In Bangladesh, against around 100 Judges of the Supreme Court about almost 0.55 million pending cases and against almost 1,900 Judges for subordinate judiciary almost 3.4 million cases are to be heard and disposed of. In essence, the present number of Judges in Bangladesh is quite disproportionate to such a huge number of cases. The Law Commission of Bangladesh described in a research article in 2015 on the backlog of cases in the court and recommended that there should be appointed more 3,000 Judges to reduce the backlog of cases in the court.

During the corona pandemic, the world justice process was hampered due to lockdown and other problems. The Bangladesh judiciary has been conducting a huge work through virtual and actual systems. The Government has taken initiatives to enact the necessary laws and provide logistics support to carry out the judicial works. Bangladesh has done well compared to other countries in this period which is nicely admitted in the WJP report 2021.

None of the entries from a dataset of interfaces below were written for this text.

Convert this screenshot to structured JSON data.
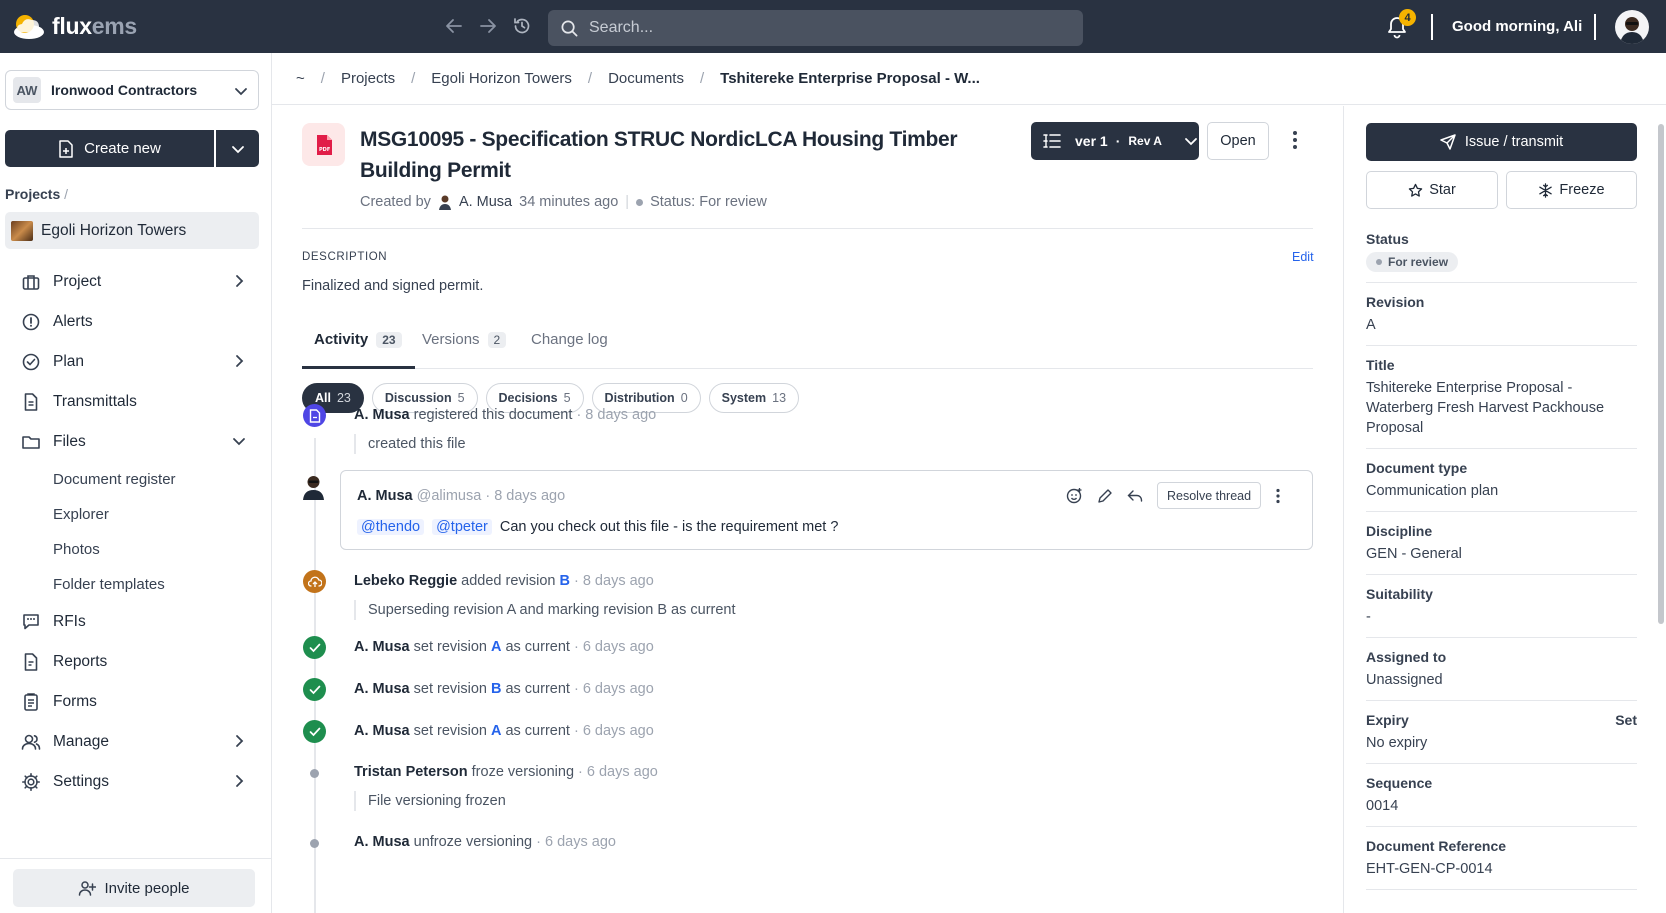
{
  "topbar": {
    "brand_main": "flux",
    "brand_accent": "ems",
    "search_placeholder": "Search...",
    "notification_count": "4",
    "greeting": "Good morning, Ali"
  },
  "sidebar": {
    "org_initials": "AW",
    "org_name": "Ironwood Contractors",
    "create_label": "Create new",
    "projects_label": "Projects",
    "current_project": "Egoli Horizon Towers",
    "nav": [
      {
        "label": "Project"
      },
      {
        "label": "Alerts"
      },
      {
        "label": "Plan"
      },
      {
        "label": "Transmittals"
      },
      {
        "label": "Files"
      }
    ],
    "files_sub": [
      "Document register",
      "Explorer",
      "Photos",
      "Folder templates"
    ],
    "nav2": [
      {
        "label": "RFIs"
      },
      {
        "label": "Reports"
      },
      {
        "label": "Forms"
      },
      {
        "label": "Manage"
      },
      {
        "label": "Settings"
      }
    ],
    "invite_label": "Invite people"
  },
  "breadcrumb": {
    "home": "~",
    "items": [
      "Projects",
      "Egoli Horizon Towers",
      "Documents",
      "Tshitereke Enterprise Proposal - W..."
    ]
  },
  "document": {
    "title": "MSG10095 - Specification STRUC NordicLCA Housing Timber Building Permit",
    "created_by_label": "Created by",
    "author": "A. Musa",
    "created_ago": "34 minutes ago",
    "status_text": "Status: For review",
    "version_label": "ver 1",
    "rev_label": "Rev A",
    "open_label": "Open",
    "description_label": "DESCRIPTION",
    "edit_label": "Edit",
    "description": "Finalized and signed permit."
  },
  "tabs": [
    {
      "label": "Activity",
      "count": "23"
    },
    {
      "label": "Versions",
      "count": "2"
    },
    {
      "label": "Change log",
      "count": ""
    }
  ],
  "filters": [
    {
      "label": "All",
      "count": "23"
    },
    {
      "label": "Discussion",
      "count": "5"
    },
    {
      "label": "Decisions",
      "count": "5"
    },
    {
      "label": "Distribution",
      "count": "0"
    },
    {
      "label": "System",
      "count": "13"
    }
  ],
  "activity": {
    "e1": {
      "user": "A. Musa",
      "action": "registered this document",
      "ago": "· 8 days ago",
      "note": "created this file"
    },
    "comment": {
      "user": "A. Musa",
      "handle": "@alimusa",
      "ago": "· 8 days ago",
      "mention1": "@thendo",
      "mention2": "@tpeter",
      "text": "Can you check out this file -  is the requirement met ?",
      "resolve_label": "Resolve thread"
    },
    "e2": {
      "user": "Lebeko Reggie",
      "action": "added revision",
      "rev": "B",
      "ago": "· 8 days ago",
      "note": "Superseding revision A and marking revision B as current"
    },
    "e3": {
      "user": "A. Musa",
      "action": "set revision",
      "rev": "A",
      "suffix": "as current",
      "ago": "· 6 days ago"
    },
    "e4": {
      "user": "A. Musa",
      "action": "set revision",
      "rev": "B",
      "suffix": "as current",
      "ago": "· 6 days ago"
    },
    "e5": {
      "user": "A. Musa",
      "action": "set revision",
      "rev": "A",
      "suffix": "as current",
      "ago": "· 6 days ago"
    },
    "e6": {
      "user": "Tristan Peterson",
      "action": "froze versioning",
      "ago": "· 6 days ago",
      "note": "File versioning frozen"
    },
    "e7": {
      "user": "A. Musa",
      "action": "unfroze versioning",
      "ago": "· 6 days ago"
    }
  },
  "panel": {
    "issue_label": "Issue / transmit",
    "star_label": "Star",
    "freeze_label": "Freeze",
    "status_label": "Status",
    "status_value": "For review",
    "revision_label": "Revision",
    "revision_value": "A",
    "title_label": "Title",
    "title_value": "Tshitereke Enterprise Proposal - Waterberg Fresh Harvest Packhouse Proposal",
    "doctype_label": "Document type",
    "doctype_value": "Communication plan",
    "discipline_label": "Discipline",
    "discipline_value": "GEN - General",
    "suitability_label": "Suitability",
    "suitability_value": "-",
    "assigned_label": "Assigned to",
    "assigned_value": "Unassigned",
    "expiry_label": "Expiry",
    "expiry_set": "Set",
    "expiry_value": "No expiry",
    "sequence_label": "Sequence",
    "sequence_value": "0014",
    "docref_label": "Document Reference",
    "docref_value": "EHT-GEN-CP-0014"
  },
  "colors": {
    "topbar_bg": "#293241",
    "primary_btn": "#293241",
    "link": "#2563eb",
    "success": "#1e8e4e",
    "upload": "#c2731a",
    "doc_icon": "#4f46e5",
    "pdf": "#e11d48",
    "badge": "#f5b300"
  }
}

According to the Supreme Court Report of 2020 (recently published), in 2020 in the Appellate Division (AD), 6,958 cases were filed and 15,350 were disposed of by the AD including pending cases. At the end of 2020, 15,225 cases were pending, whereas in 2019 it was 23617 cases. In the High Court Division (HCD), in 2020 the total filing of cases was 64,013 and disposal was of 34,192 cases. At the end of 2020, the total pending cases were 518,889 in HCD as per report of 2020 of SC. This statistic shows Honourable AD and HCD have relentlessly been working to ensure justice having huge barriers and problems during the pandemic.

“Justice delayed is Justice denied” is the real proposition of the justice system around the world. Fair and speedy trial is the fundamental rights of human beings. To improve in Rule of Law as well as justice delivery process in the world’s competition as per report of WJP, we should come forward with a better change in our legal framework of judiciary in terms of legal reform, increasing of judges, improving logistics support and digital system and speedy disposal of cases.


The writer is a Senior Judicial Magistrate at the Chief Judicial Magistrate Court, Feni